## Brief
Return each of the entries below word for word.
(Records shown Opens)
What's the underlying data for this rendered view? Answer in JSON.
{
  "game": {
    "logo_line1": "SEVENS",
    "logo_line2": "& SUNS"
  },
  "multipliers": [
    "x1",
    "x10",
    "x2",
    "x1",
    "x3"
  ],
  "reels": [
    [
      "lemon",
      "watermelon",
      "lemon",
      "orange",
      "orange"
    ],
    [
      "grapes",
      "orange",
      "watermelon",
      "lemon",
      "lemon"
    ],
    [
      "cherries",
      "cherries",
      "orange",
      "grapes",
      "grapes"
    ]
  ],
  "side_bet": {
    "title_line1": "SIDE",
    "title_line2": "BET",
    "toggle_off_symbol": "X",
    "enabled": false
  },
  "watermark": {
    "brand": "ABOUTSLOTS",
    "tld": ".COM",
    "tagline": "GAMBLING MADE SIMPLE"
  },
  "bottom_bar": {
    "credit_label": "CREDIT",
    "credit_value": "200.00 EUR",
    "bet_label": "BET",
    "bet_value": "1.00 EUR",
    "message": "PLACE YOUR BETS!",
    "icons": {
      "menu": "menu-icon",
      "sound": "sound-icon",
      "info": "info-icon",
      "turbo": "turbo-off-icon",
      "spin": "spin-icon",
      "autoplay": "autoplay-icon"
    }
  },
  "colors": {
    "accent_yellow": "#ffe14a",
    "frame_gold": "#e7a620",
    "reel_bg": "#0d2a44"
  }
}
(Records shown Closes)
## Response box
What's the underlying data for this rendered view? Answer in JSON.
{
  "game": {
    "logo_line1": "SEVENS",
    "logo_line2": "& SUNS"
  },
  "multipliers": [
    "x1",
    "x10",
    "x2",
    "x1",
    "x3"
  ],
  "reels": [
    [
      "lemon",
      "watermelon",
      "lemon",
      "orange",
      "orange"
    ],
    [
      "grapes",
      "orange",
      "watermelon",
      "lemon",
      "lemon"
    ],
    [
      "cherries",
      "cherries",
      "orange",
      "grapes",
      "grapes"
    ]
  ],
  "side_bet": {
    "title_line1": "SIDE",
    "title_line2": "BET",
    "toggle_off_symbol": "X",
    "enabled": false
  },
  "watermark": {
    "brand": "ABOUTSLOTS",
    "tld": ".COM",
    "tagline": "GAMBLING MADE SIMPLE"
  },
  "bottom_bar": {
    "credit_label": "CREDIT",
    "credit_value": "200.00 EUR",
    "bet_label": "BET",
    "bet_value": "1.00 EUR",
    "message": "PLACE YOUR BETS!",
    "icons": {
      "menu": "menu-icon",
      "sound": "sound-icon",
      "info": "info-icon",
      "turbo": "turbo-off-icon",
      "spin": "spin-icon",
      "autoplay": "autoplay-icon"
    }
  },
  "colors": {
    "accent_yellow": "#ffe14a",
    "frame_gold": "#e7a620",
    "reel_bg": "#0d2a44"
  }
}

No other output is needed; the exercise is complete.